Nation’s Looseum opens by appointment
Amy Mitchell-Whittington, Thunderboxes are go: Nation’s first ‘Looseum’ opens in Brisbane, Sydney Morning Herald, 27 March 2018
Turns out we have a bit of a soft spot for the backyard dunny.
It wasn’t that long ago a trip to the loo meant braving the wildlife to walk down to the outhouse; greater Brisbane only got widespread access to sewerage services in the late 1960s, after work began on the city’s sewerage network in 1914.
To pay tribute to the great Aussie icon, Queensland Urban Utilities put out a call last year to track down the last remaining outhouses, before they all disappeared.
The response, QUU spokeswoman Michelle Cull said, was overwhelming.
Pictures of more than 120 thunderboxes still standing across the country were sent in, along with hundreds of artworks and stories dedicated to the backyard dunny, all of which have contributed to the nation’s first museum dedicated to thunderbox, which opened in Brisbane on Tuesday.
“Some are being used as tool sheds or chicken coops and there’s even the rare dunny still in use – sawdust and all,” Ms Cull said.
“We heard memories of trips and spills by the night soil man, pranks played on parents, and kids running scared to the backyard dunny at night.”
Lynn Nicol grew up in in Brisbane’s eastern suburb of Balmoral in the 1950s and has fond memories of “dunny pick up day”, when the night soil man would collect the neighbourhood waste and load the pans into his truck.
“The truck would go down Main Avenue and do a sharp right hand turn in to Tandoor Street,” she shared with QUU.
“For the uninitiated if the driver took the corner too fast all the pans would fly out the door.
“We would often hear the driver scraping up the contents with the lids and my family would have a good laugh feeling a little sorry for him.”
Another contributor, Ian Crowe, shared his memory of his family’s outdoor structure which was always painted “dunny blue” and housed a “family of green tree frogs that kept an evil eye on all that transpired”.
Dale Kerans wrote he had “fond memories” of the “Dunny Men” at Christmas time and would often leave them some beer to say thank you for a “dirty job well done”.
Rob Googe wrote the smell of honeysuckle still reminded him of hot summer night trips to the toilet after his mum grew the scented vine on his family’s thunderbox to mask any “nefarious smells”.
The Looseum also features three thunderboxes restored to their former glory.
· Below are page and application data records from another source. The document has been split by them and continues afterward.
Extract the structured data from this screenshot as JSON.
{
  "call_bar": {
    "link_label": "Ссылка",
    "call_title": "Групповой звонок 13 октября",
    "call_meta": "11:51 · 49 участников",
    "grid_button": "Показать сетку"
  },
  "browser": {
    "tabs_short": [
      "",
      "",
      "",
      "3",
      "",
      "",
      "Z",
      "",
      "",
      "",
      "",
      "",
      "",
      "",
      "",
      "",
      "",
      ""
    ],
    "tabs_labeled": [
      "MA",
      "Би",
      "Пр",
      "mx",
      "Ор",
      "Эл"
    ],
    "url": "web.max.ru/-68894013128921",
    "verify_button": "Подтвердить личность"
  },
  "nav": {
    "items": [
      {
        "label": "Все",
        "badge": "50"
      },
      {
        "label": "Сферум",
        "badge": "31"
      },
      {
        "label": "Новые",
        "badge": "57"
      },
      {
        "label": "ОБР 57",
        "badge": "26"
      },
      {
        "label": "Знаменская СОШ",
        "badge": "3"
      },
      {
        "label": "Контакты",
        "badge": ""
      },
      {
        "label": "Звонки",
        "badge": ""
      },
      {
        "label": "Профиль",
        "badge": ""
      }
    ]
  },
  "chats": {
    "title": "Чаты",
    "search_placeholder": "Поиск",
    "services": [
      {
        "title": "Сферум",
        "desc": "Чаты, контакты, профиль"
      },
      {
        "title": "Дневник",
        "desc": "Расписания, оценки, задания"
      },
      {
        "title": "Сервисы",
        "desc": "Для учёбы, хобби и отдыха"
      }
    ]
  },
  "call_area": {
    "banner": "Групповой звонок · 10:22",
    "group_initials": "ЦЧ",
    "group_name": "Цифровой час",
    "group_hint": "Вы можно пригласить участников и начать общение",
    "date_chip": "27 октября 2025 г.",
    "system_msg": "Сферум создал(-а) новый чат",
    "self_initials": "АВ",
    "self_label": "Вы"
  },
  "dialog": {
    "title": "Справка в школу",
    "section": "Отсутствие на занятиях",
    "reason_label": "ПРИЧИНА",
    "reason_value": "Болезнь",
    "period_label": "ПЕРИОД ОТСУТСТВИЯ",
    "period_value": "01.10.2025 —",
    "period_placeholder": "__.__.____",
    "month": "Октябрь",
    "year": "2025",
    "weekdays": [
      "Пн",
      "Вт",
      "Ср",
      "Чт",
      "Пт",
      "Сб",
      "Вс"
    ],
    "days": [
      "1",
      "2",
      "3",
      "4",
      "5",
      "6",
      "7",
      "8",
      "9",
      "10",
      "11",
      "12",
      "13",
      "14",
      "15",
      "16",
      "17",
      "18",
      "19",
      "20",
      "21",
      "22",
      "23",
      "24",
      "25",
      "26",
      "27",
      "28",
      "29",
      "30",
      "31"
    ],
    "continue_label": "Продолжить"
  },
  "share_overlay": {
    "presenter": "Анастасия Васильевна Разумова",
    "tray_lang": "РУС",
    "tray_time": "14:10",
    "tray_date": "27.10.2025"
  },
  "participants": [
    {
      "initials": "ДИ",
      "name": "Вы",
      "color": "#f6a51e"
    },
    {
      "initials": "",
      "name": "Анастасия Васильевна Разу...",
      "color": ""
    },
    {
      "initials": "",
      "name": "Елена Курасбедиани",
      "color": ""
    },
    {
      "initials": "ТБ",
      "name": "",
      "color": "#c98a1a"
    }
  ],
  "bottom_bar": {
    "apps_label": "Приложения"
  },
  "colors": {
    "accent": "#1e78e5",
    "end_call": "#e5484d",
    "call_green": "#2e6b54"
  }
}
Ms Cull said the rescued dunnies came from Carina, Alderley and Toogoolawah in south-east Queensland and were in a “terrible condition…destined for certain demolition”.
“It’s great we could save this piece of Australian history for future generations,” she said.